Five years on, and while we still celebrate Chicken Independence Day here at Edgar’s Mission, we also strive and wish for the day that no chicken will need rescuing; a day when all hens will be free. To scratch in the soil, to stretch your wings, to bathe in the dust and to feel the sun’s warm rays upon your back – these are some of the most important moments in the life of a chicken, yet they are denied to over 11 million battery hens in our country alone. Take a moment this Chicken Independence Day to join millions of people worldwide in enjoying our beautiful, heartwarming video, Normal and Natural and ask yourself, “Shouldn’t it be Normal and Natural for humans to be kind?”
Happy Chicken Independence Day from all of us here at Edgar’s Mission!
Spied by the side of the road by a kind-hearted motorist, the quizzically moving creature was at first thought to be a tiny tri-coloured kitten. But they were wrong. The hapless lost critter was a pint-sized piggy soon to be christened Gerald. With species no barrier to the motorist’s kindness, and fearing the worst for Gerald (after all, the side of a busy road late at night is no place for a tiny baby), he was quickly bundled up and taken to an emergency veterinary clinic where a chain of lost/abandoned animal procedures and red tape saw him ultimately surrendered to Edgar’s Mission. If only animals could talk, we are sure Gerald would have one tale to tell—if only he stopped nuzzling the ground long enough.
While pigs, do get dirty sometimes, they’re not dirty animals.
Pigs keep their living quarters neat and tidy, choosing to do their ‘dirty business’ away from their sleeping and eating areas. So, what’s with the mud? Pigs don’t sweat, so they lay in mud wallows to cool down, and the mud acts as a natural insect repellent. It’s undeniable, pigs are cool!

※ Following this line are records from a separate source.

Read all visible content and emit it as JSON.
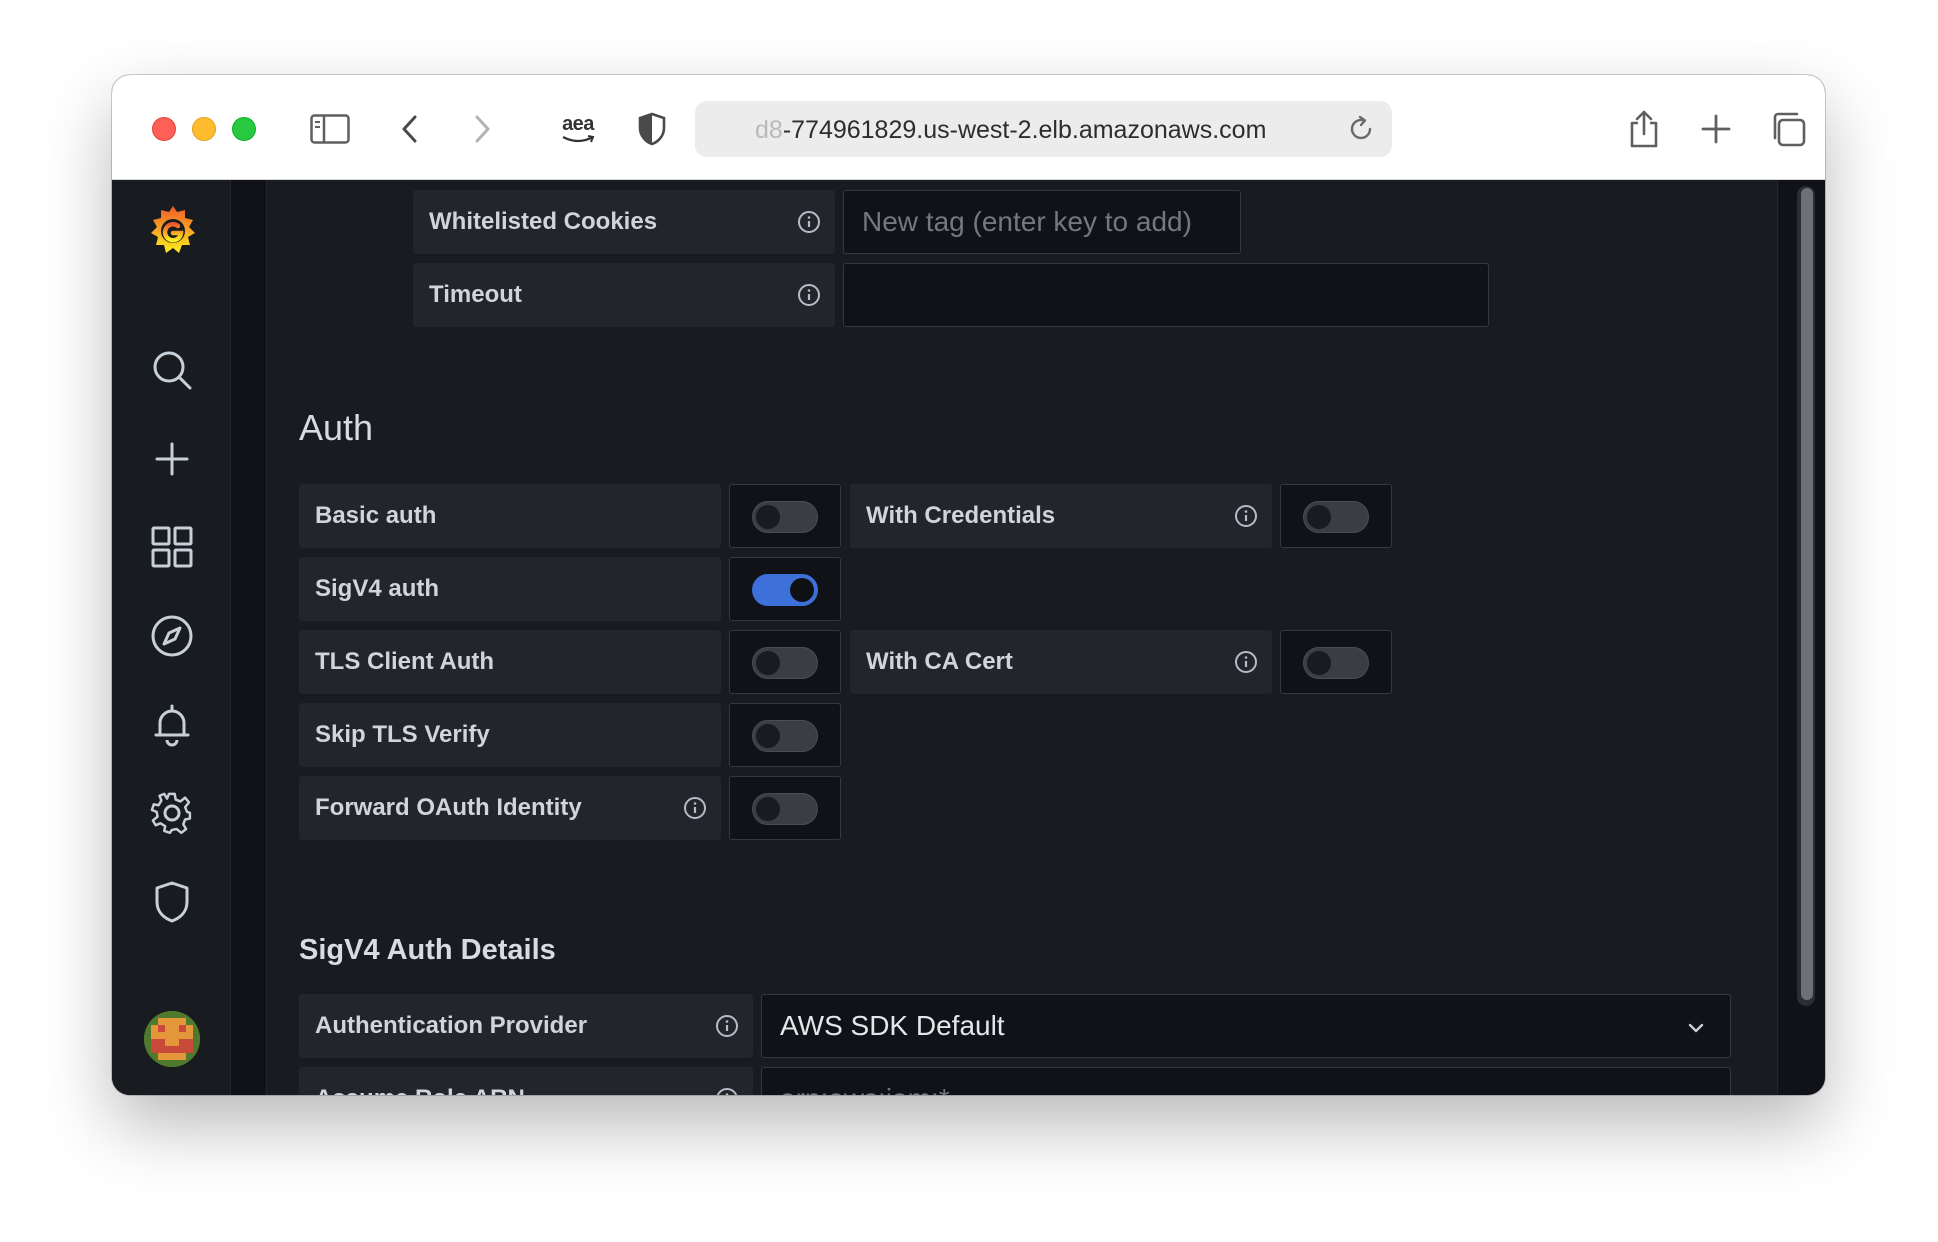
{
  "browser": {
    "url_faded": "d8",
    "url_main": "-774961829.us-west-2.elb.amazonaws.com",
    "extension_label": "aea"
  },
  "sidenav": {
    "items": [
      "grafana-logo",
      "search-icon",
      "plus-icon",
      "dashboards-icon",
      "explore-icon",
      "alerting-icon",
      "settings-icon",
      "shield-icon",
      "avatar"
    ]
  },
  "fields": {
    "whitelisted_cookies": {
      "label": "Whitelisted Cookies",
      "placeholder": "New tag (enter key to add)"
    },
    "timeout": {
      "label": "Timeout",
      "value": ""
    }
  },
  "auth": {
    "title": "Auth",
    "basic_auth": {
      "label": "Basic auth",
      "enabled": false
    },
    "with_credentials": {
      "label": "With Credentials",
      "enabled": false
    },
    "sigv4_auth": {
      "label": "SigV4 auth",
      "enabled": true
    },
    "tls_client_auth": {
      "label": "TLS Client Auth",
      "enabled": false
    },
    "with_ca_cert": {
      "label": "With CA Cert",
      "enabled": false
    },
    "skip_tls_verify": {
      "label": "Skip TLS Verify",
      "enabled": false
    },
    "forward_oauth": {
      "label": "Forward OAuth Identity",
      "enabled": false
    }
  },
  "sigv4": {
    "title": "SigV4 Auth Details",
    "auth_provider": {
      "label": "Authentication Provider",
      "value": "AWS SDK Default"
    },
    "assume_role": {
      "label": "Assume Role ARN",
      "placeholder": "arn:aws:iam:*"
    }
  },
  "colors": {
    "accent_blue": "#3d71d9",
    "panel_bg": "#181b1f",
    "label_bg": "#22252b",
    "grafana_orange": "#f46800"
  }
}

Sometimes life doesn’t go as planned, today was one of them. Today we had hoped beyond hope, that little ‘Ello would turn the corner we all had been willing her too, but her little body said no more. Up against it from the start, she tried, oh boy did she try and so too did we.
And as we struggle to make some sense of it all we are left with the reminder that all life is precious, all want to live a life free from harm, enjoy the sunshine, the company of their buddies and to gambol across the hills till their heart is content. ‘Ello can now do all of those things, although on another plain in a body more robust to accommodate the gaiety and glee of a sweet little lamb. Honouring her wish, her passing was aided, surrounded by love, teddy bears, and tears. Her life mattered, she was loved, and she will ever be cherished in our hearts forever. Sometimes life doesn’t go as planned…
In a world that is not always kind to lambs, it was kindness that saved Lambie Baa Baa. Born on a frosty morn and sadly orphaned not long thereafter, this little lamb seemed destined soon to become another statistic. But he did not. Securing not only his release but a chance at a life truly worth living, Lambie Baa Baa was soon Edgar’s Mission bound. With colostrum thawed and warmed in preparation of his arrival, Lambie Baa Baa was soon to claim his second and third hearts (having already stolen that of the Good Samaritan who saved him). Bearing testament to his few hours on this earth were his still moist and blood-engorged umbilical cord, along with the eponychium* on his little hooves.